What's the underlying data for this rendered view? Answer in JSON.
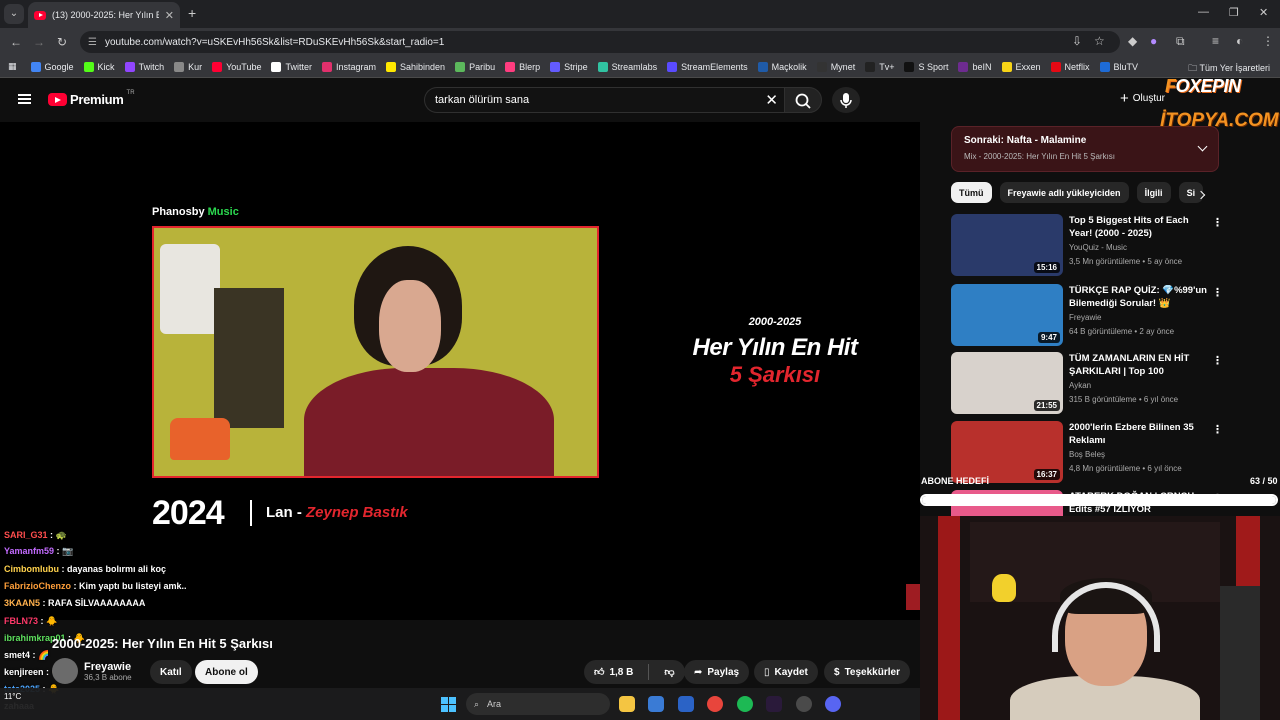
{
  "browser": {
    "tab_title": "(13) 2000-2025: Her Yılın En Hit",
    "url": "youtube.com/watch?v=uSKEvHh56Sk&list=RDuSKEvHh56Sk&start_radio=1"
  },
  "bookmarks": [
    {
      "label": "Google",
      "color": "#4285f4"
    },
    {
      "label": "Kick",
      "color": "#53fc18"
    },
    {
      "label": "Twitch",
      "color": "#9146ff"
    },
    {
      "label": "Kur",
      "color": "#888888"
    },
    {
      "label": "YouTube",
      "color": "#ff0033"
    },
    {
      "label": "Twitter",
      "color": "#ffffff"
    },
    {
      "label": "Instagram",
      "color": "#e1306c"
    },
    {
      "label": "Sahibinden",
      "color": "#ffe800"
    },
    {
      "label": "Paribu",
      "color": "#5cb85c"
    },
    {
      "label": "Blerp",
      "color": "#ff3c7f"
    },
    {
      "label": "Stripe",
      "color": "#635bff"
    },
    {
      "label": "Streamlabs",
      "color": "#31c3a2"
    },
    {
      "label": "StreamElements",
      "color": "#5a4bff"
    },
    {
      "label": "Maçkolik",
      "color": "#1f5ba8"
    },
    {
      "label": "Mynet",
      "color": "#333333"
    },
    {
      "label": "Tv+",
      "color": "#222222"
    },
    {
      "label": "S Sport",
      "color": "#111111"
    },
    {
      "label": "beIN",
      "color": "#6d2b8f"
    },
    {
      "label": "Exxen",
      "color": "#f7d417"
    },
    {
      "label": "Netflix",
      "color": "#e50914"
    },
    {
      "label": "BluTV",
      "color": "#1e6bd6"
    }
  ],
  "bookmarks_all": "Tüm Yer İşaretleri",
  "youtube": {
    "logo": "Premium",
    "logo_region": "TR",
    "search_query": "tarkan ölürüm sana",
    "create_label": "Oluştur"
  },
  "video": {
    "brand_a": "Phanosby",
    "brand_b": "Music",
    "overlay_years": "2000-2025",
    "overlay_line1": "Her Yılın En Hit",
    "overlay_line2": "5 Şarkısı",
    "current_year": "2024",
    "current_song": "Lan - ",
    "current_artist": "Zeynep Bastık",
    "title": "2000-2025: Her Yılın En Hit 5 Şarkısı",
    "channel": "Freyawie",
    "subscribers": "36,3 B abone",
    "join_label": "Katıl",
    "subscribe_label": "Abone ol",
    "likes": "1,8 B",
    "share_label": "Paylaş",
    "save_label": "Kaydet",
    "thanks_label": "Teşekkürler"
  },
  "up_next": {
    "line1": "Sonraki: Nafta - Malamine",
    "line2": "Mix - 2000-2025: Her Yılın En Hit 5 Şarkısı"
  },
  "chips": [
    "Tümü",
    "Freyawie adlı yükleyiciden",
    "İlgili",
    "Si"
  ],
  "recommendations": [
    {
      "title": "Top 5 Biggest Hits of Each Year! (2000 - 2025)",
      "channel": "YouQuiz - Music",
      "meta": "3,5 Mn görüntüleme • 5 ay önce",
      "duration": "15:16",
      "thumb_color": "#2a3a6a"
    },
    {
      "title": "TÜRKÇE RAP QUİZ: 💎%99'un Bilemediği Sorular! 👑",
      "channel": "Freyawie",
      "meta": "64 B görüntüleme • 2 ay önce",
      "duration": "9:47",
      "thumb_color": "#2f7fc4"
    },
    {
      "title": "TÜM ZAMANLARIN EN HİT ŞARKILARI | Top 100",
      "channel": "Aykan",
      "meta": "315 B görüntüleme • 6 yıl önce",
      "duration": "21:55",
      "thumb_color": "#d8d2cc"
    },
    {
      "title": "2000'lerin Ezbere Bilinen 35 Reklamı",
      "channel": "Boş Beleş",
      "meta": "4,8 Mn görüntüleme • 6 yıl önce",
      "duration": "16:37",
      "thumb_color": "#b8302c"
    },
    {
      "title": "ATABERK DOĞAN | CRNCH Edits #57 İZLİYOR",
      "channel": "",
      "meta": "",
      "duration": "",
      "thumb_color": "#e85a8a"
    }
  ],
  "chat": [
    {
      "user": "SARI_G31",
      "text": ": 🐢",
      "color": "#ff4d4d"
    },
    {
      "user": "Yamanfm59",
      "text": ": 📷",
      "color": "#c36bff"
    },
    {
      "user": "Cimbomlubu",
      "text": ": dayanas bolırmı ali koç",
      "color": "#ffd24d"
    },
    {
      "user": "FabrizioChenzo",
      "text": ": Kim yaptı bu listeyi amk..",
      "color": "#ff9f3a"
    },
    {
      "user": "3KAAN5",
      "text": ": RAFA SİLVAAAAAAAA",
      "color": "#ffb14d"
    },
    {
      "user": "FBLN73",
      "text": ": 🐥",
      "color": "#ff3a6a"
    },
    {
      "user": "ibrahimkrap01",
      "text": ": 🐥",
      "color": "#5ee05e"
    },
    {
      "user": "smet4",
      "text": ": 🌈",
      "color": "#ffffff"
    },
    {
      "user": "kenjireen",
      "text": ": 🙂",
      "color": "#ffffff"
    },
    {
      "user": "tata2025",
      "text": ": 🐥",
      "color": "#4da6ff"
    },
    {
      "user": "",
      "text": "zahaaa",
      "color": "#ffffff"
    }
  ],
  "goal": {
    "label": "ABONE HEDEFİ",
    "count": "63 / 50",
    "fraction": 1.0
  },
  "watermarks": {
    "foxepin_a": "F",
    "foxepin_b": "OXEPIN",
    "itopya": "İTOPYA.COM"
  },
  "taskbar": {
    "search_label": "Ara",
    "weather": "11°C"
  }
}
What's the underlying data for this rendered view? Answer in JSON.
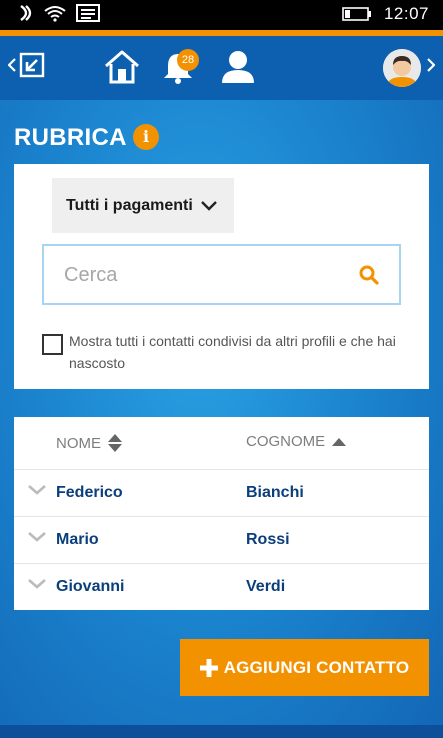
{
  "status_bar": {
    "time": "12:07",
    "icons": [
      "nfc-icon",
      "wifi-icon",
      "message-icon",
      "battery-icon"
    ]
  },
  "nav": {
    "icons": [
      "back-chevron-icon",
      "logout-icon",
      "home-icon",
      "bell-icon",
      "user-icon",
      "avatar",
      "more-chevron-icon"
    ],
    "notifications_count": "28"
  },
  "page": {
    "title": "RUBRICA",
    "info_icon": "i"
  },
  "filter": {
    "dropdown_label": "Tutti i pagamenti",
    "search_placeholder": "Cerca",
    "search_value": "",
    "checkbox_label": "Mostra tutti i contatti condivisi da altri profili e che hai nascosto",
    "checkbox_checked": false
  },
  "table": {
    "headers": {
      "first_name": "NOME",
      "last_name": "COGNOME"
    },
    "rows": [
      {
        "first": "Federico",
        "last": "Bianchi"
      },
      {
        "first": "Mario",
        "last": "Rossi"
      },
      {
        "first": "Giovanni",
        "last": "Verdi"
      }
    ]
  },
  "actions": {
    "add_contact_label": "AGGIUNGI CONTATTO",
    "add_contact_icon": "plus-icon"
  },
  "colors": {
    "accent": "#f39200",
    "navbar": "#0d5fb0",
    "name_text": "#0b3f7c"
  }
}
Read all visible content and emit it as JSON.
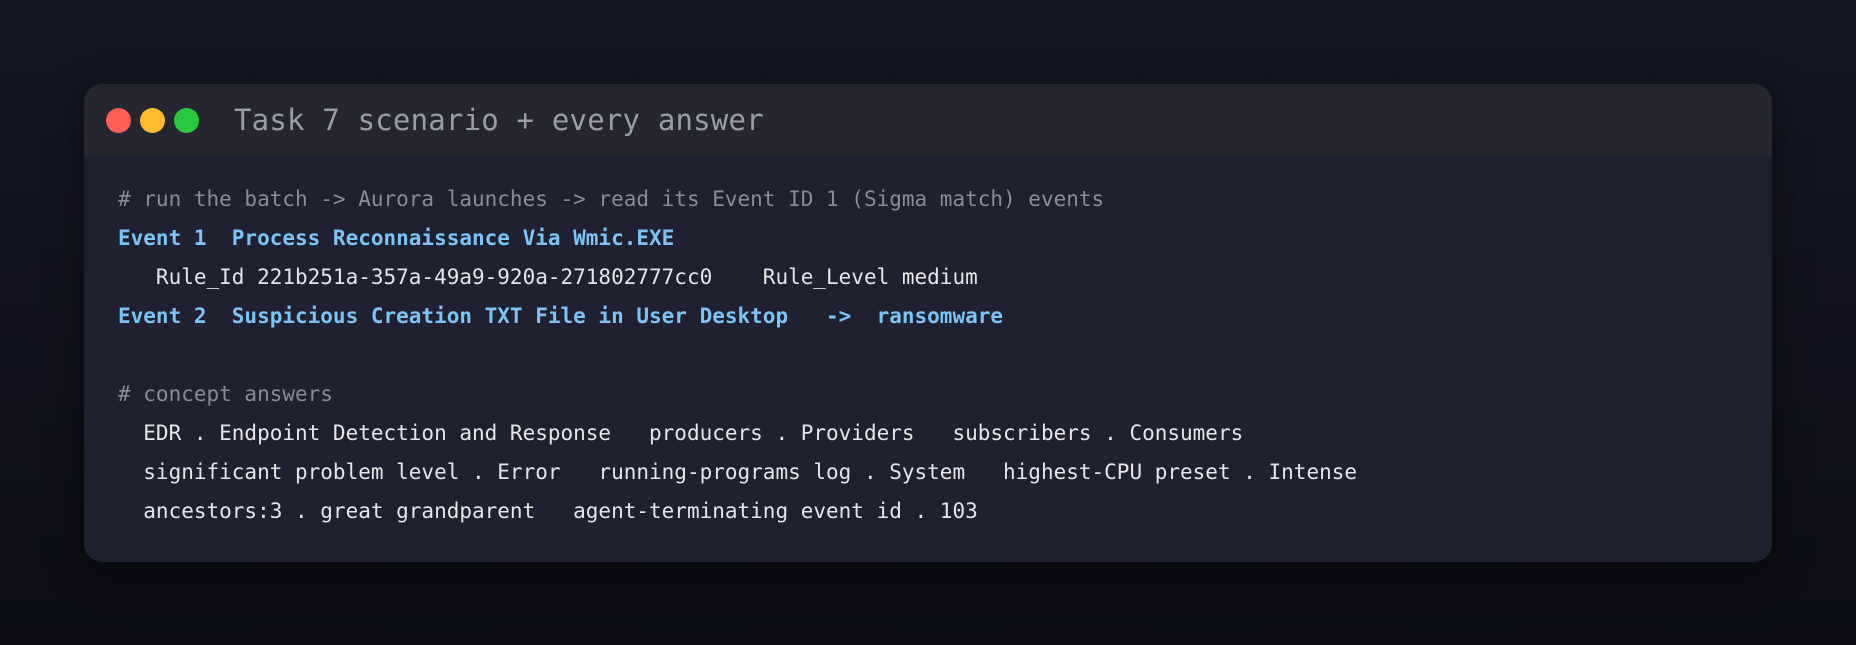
{
  "window": {
    "title": "Task 7 scenario + every answer",
    "controls": {
      "close_color": "#ff5f57",
      "minimize_color": "#febc2e",
      "maximize_color": "#28c840"
    }
  },
  "terminal": {
    "lines": {
      "comment_run": "# run the batch -> Aurora launches -> read its Event ID 1 (Sigma match) events",
      "event1": "Event 1  Process Reconnaissance Via Wmic.EXE",
      "event1_detail": "   Rule_Id 221b251a-357a-49a9-920a-271802777cc0    Rule_Level medium",
      "event2": "Event 2  Suspicious Creation TXT File in User Desktop   ->  ransomware",
      "comment_concepts": "# concept answers",
      "answers1": "  EDR . Endpoint Detection and Response   producers . Providers   subscribers . Consumers",
      "answers2": "  significant problem level . Error   running-programs log . System   highest-CPU preset . Intense",
      "answers3": "  ancestors:3 . great grandparent   agent-terminating event id . 103"
    }
  },
  "colors": {
    "comment": "#8a8c97",
    "event": "#7cc4f5",
    "text": "#e6e6ea"
  }
}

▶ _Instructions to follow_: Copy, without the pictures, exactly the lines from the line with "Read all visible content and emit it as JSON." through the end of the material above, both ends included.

▶ _Task answer_:
Read all visible content and emit it as JSON.
{
  "window": {
    "title": "Task 7 scenario + every answer",
    "controls": {
      "close_color": "#ff5f57",
      "minimize_color": "#febc2e",
      "maximize_color": "#28c840"
    }
  },
  "terminal": {
    "lines": {
      "comment_run": "# run the batch -> Aurora launches -> read its Event ID 1 (Sigma match) events",
      "event1": "Event 1  Process Reconnaissance Via Wmic.EXE",
      "event1_detail": "   Rule_Id 221b251a-357a-49a9-920a-271802777cc0    Rule_Level medium",
      "event2": "Event 2  Suspicious Creation TXT File in User Desktop   ->  ransomware",
      "comment_concepts": "# concept answers",
      "answers1": "  EDR . Endpoint Detection and Response   producers . Providers   subscribers . Consumers",
      "answers2": "  significant problem level . Error   running-programs log . System   highest-CPU preset . Intense",
      "answers3": "  ancestors:3 . great grandparent   agent-terminating event id . 103"
    }
  },
  "colors": {
    "comment": "#8a8c97",
    "event": "#7cc4f5",
    "text": "#e6e6ea"
  }
}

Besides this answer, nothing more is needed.